"I am deeply honored and humbled to receive recognition from this esteemed group of veterans who have sacrificed so much in the name of liberty," Buyer said. "It has been my privilege to serve the men and women who have defended our nation and freedom we cherish. For me, there is no higher calling."
In 2006, when he served as Chairman of the House Committee on Veterans' Affairs, Buyer secured support to direct funds to conduct a series of tests and evaluations on combat helmets to improve protections against blasts from improvised explosive devices (IEDs).
Traumatic brain injuries (TBI) associated with IEDs are among the leading cause of impaired vision due to damage to the occipital area of the brain. More than half of all TBI patients treated at Walter Reed Army Hospital and the Department of Veterans Affairs (VA) Polytrauma Rehabilitation Center in Palo Alto, California have vision dysfunction.

Buyer, himself a veteran, is a 1980 distinguished military graduate of The Citadel and a career Army Reserve officer who continues to serve with the Judge Advocate General Corps as a colonel. He has received numerous military honors, including the Bronze Star.
Buyer also worked with Congressman John Boozman in the 110th Congress to help pass the Blinded Veterans Paired Organ Act and to authorize $5 million to create military vision centers of excellence.
For more news from House Committee on Veterans' Affairs Republicans, please go to:

Closing with independent journalist
David Bacon whose latest book is Illegal People -- How Globalization Creates Migration and Criminalizes Immigrants (Beacon Press) which won the CLR James Award. Bacon can be heard on KPFA's The Morning Show (over the airwaves in the Bay Area, streaming online) each Wednesday morning (begins airing at 7:00 am PST). "Dying for an iPad?" (Political Affairs) is a photo essay:

Chinese immigrants and Chinese-Americans in San Francisco protest the long hours and bad conditions at the Foxconn factory in southern China, where the Apple iPad is manufactured. They lined up in front of Apple's flagship store in San Francisco, holding signs with the names of workers at the factory who have committed suicide because of the conditions. Those conditions include 80 hours of overtime a month, according to the Chinese media.

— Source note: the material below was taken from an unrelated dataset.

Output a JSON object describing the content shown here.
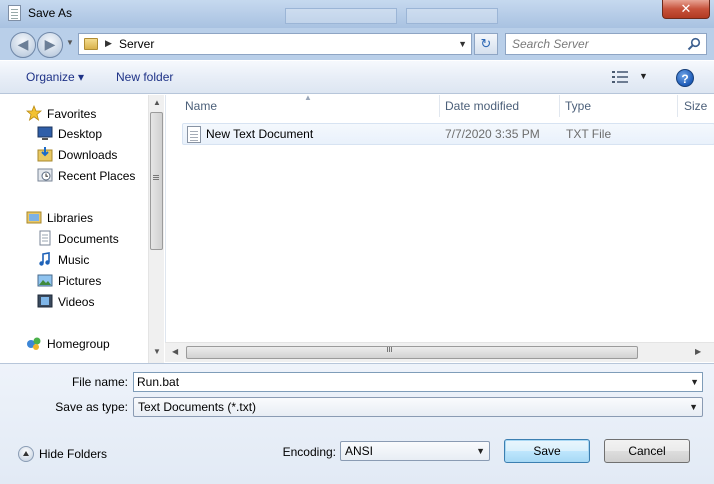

Chinese law limits overtime to 36 hours per month. No one is allowed to talk on the production line, and workers complain of constant high line speed and speedup. Most workers live in huge dormitories, where often 12 people share a room.

the telegraph of london
rosa prince
bbc newspeter biles
iraq inquiry
the guardianrichard norton-tayloriraq inquiry digestchris ames
sky news
andrew sparrow
david bacon
ruth barnett
bloomberg newscaroline alexander
zahraa alkhalisikadhim ajrash
the new york timestim arango